A Jew straddles two realms, and for this reason we are selected and Ishmael is discarded. Not because we alone envision the next world, but because we alone are able to integrate the two experiences into one. Jewish identity is defined by the letter “bet.”
BEYOND THE fracturing caused by viewing the next life as a carousel of pleasure, Islamic fundamentalism further splinters the two worlds by endorsing religious terrorism. The doctrine of “shahid”-ism has, at least for fundamentalist Islam, produced a warped culture that celebrates death and depicts God as angry and vengeful.
Portraying God as delighting in the suffering and murder of innocents is a gross perversion of the image of a loving and compassionate God who is desirous of human welfare. Islamic fundamentalism is a theological crime and not just a moral one. It vandalizes the face of God in this world, and it distorts the notion of unity between the two worlds.
For a “shahid” (martyr), murdering innocents secures entry into the next world. It is repulsive to claim that crime in this world can punch your ticket of entry into the next world. This sickening belief assumes disparity and disunity between the two worlds. It is a scar upon religious faith. If our two worlds are united, it is inconceivable that a terrible crime in our realm should serve as an entry permit for the next world. This bankrupt idea presumes a structural disconnect between our two worlds and dismembers the belief that our two worlds are united.

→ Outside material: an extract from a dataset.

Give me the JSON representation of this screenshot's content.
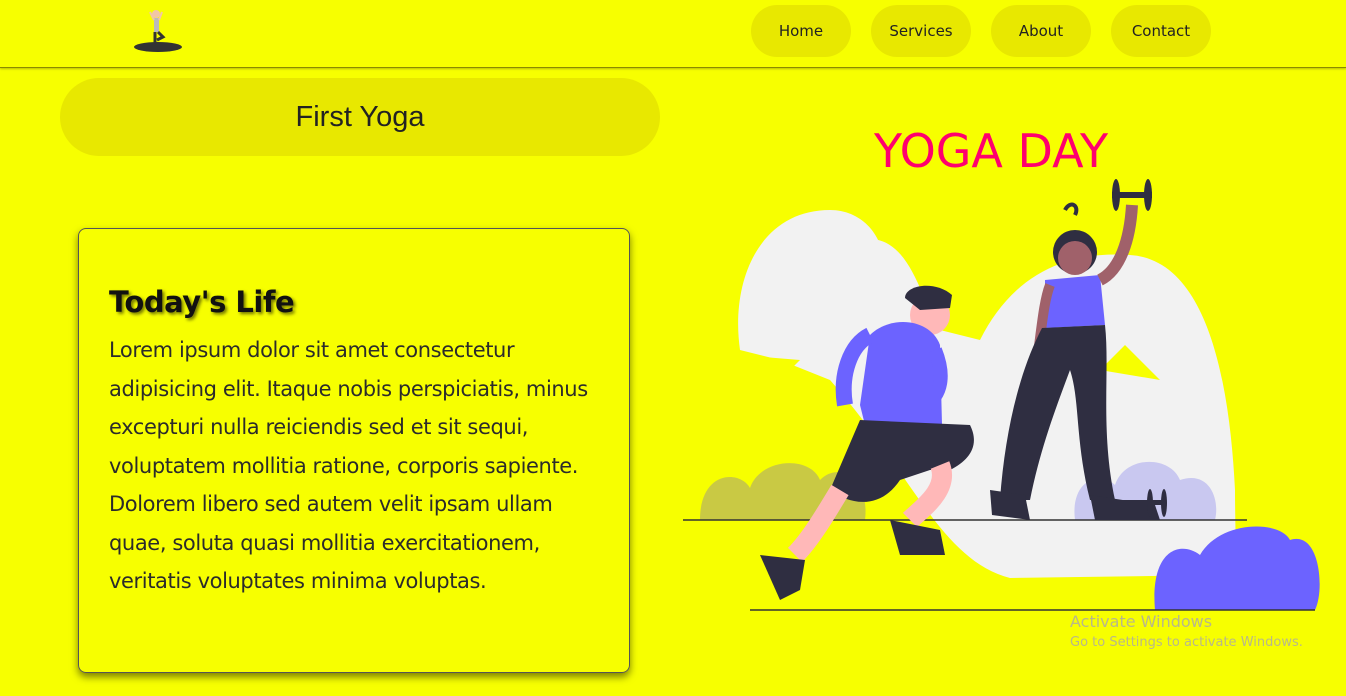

Islamic fundamentalism is the antithesis of the letter “bet” and of the Jewish doctrine of the “confederation” of two worlds.
We are chosen to represent God in this world and to further assert the integration of the two realms that we inhabit.
The afterlife doesn’t offer carnal pleasure but endless spiritual encounter – an opportunity we get to preview in this realm.
Additionally, the notion that a crime in this realm can warrant entry into the next is morally abhorrent and severely partitions the two worlds we seek to unite.
The writer is a rabbi at Yeshivat Har Etzion, a hesder yeshiva. He has smicha and a BA in computer science from Yeshiva University as well as a master’s degree in English literature from the City University of New York.